Action item
Reproduce the entries exactly.
(Exercise data begins)
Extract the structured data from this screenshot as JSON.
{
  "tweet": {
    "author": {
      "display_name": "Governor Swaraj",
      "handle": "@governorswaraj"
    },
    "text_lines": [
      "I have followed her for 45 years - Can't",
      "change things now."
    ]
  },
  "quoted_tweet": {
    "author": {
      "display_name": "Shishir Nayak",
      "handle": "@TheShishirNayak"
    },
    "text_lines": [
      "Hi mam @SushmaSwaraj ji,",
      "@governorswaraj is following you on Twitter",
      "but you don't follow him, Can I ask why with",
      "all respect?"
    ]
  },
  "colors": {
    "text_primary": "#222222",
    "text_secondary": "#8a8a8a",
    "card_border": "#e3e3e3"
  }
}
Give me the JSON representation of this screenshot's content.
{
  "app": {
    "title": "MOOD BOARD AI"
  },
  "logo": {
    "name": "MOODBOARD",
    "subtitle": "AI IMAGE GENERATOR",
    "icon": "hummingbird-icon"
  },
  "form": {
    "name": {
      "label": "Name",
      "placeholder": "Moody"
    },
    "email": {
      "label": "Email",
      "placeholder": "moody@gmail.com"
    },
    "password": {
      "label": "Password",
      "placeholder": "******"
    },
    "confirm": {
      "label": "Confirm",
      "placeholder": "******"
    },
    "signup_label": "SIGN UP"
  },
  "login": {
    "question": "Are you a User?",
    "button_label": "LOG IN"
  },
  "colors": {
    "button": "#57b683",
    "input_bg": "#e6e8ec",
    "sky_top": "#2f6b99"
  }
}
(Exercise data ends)
Written answer
Extract the structured data from this screenshot as JSON.
{
  "tweet": {
    "author": {
      "display_name": "Governor Swaraj",
      "handle": "@governorswaraj"
    },
    "text_lines": [
      "I have followed her for 45 years - Can't",
      "change things now."
    ]
  },
  "quoted_tweet": {
    "author": {
      "display_name": "Shishir Nayak",
      "handle": "@TheShishirNayak"
    },
    "text_lines": [
      "Hi mam @SushmaSwaraj ji,",
      "@governorswaraj is following you on Twitter",
      "but you don't follow him, Can I ask why with",
      "all respect?"
    ]
  },
  "colors": {
    "text_primary": "#222222",
    "text_secondary": "#8a8a8a",
    "card_border": "#e3e3e3"
  }
}
Give me the JSON representation of this screenshot's content.
{
  "app": {
    "title": "MOOD BOARD AI"
  },
  "logo": {
    "name": "MOODBOARD",
    "subtitle": "AI IMAGE GENERATOR",
    "icon": "hummingbird-icon"
  },
  "form": {
    "name": {
      "label": "Name",
      "placeholder": "Moody"
    },
    "email": {
      "label": "Email",
      "placeholder": "moody@gmail.com"
    },
    "password": {
      "label": "Password",
      "placeholder": "******"
    },
    "confirm": {
      "label": "Confirm",
      "placeholder": "******"
    },
    "signup_label": "SIGN UP"
  },
  "login": {
    "question": "Are you a User?",
    "button_label": "LOG IN"
  },
  "colors": {
    "button": "#57b683",
    "input_bg": "#e6e8ec",
    "sky_top": "#2f6b99"
  }
}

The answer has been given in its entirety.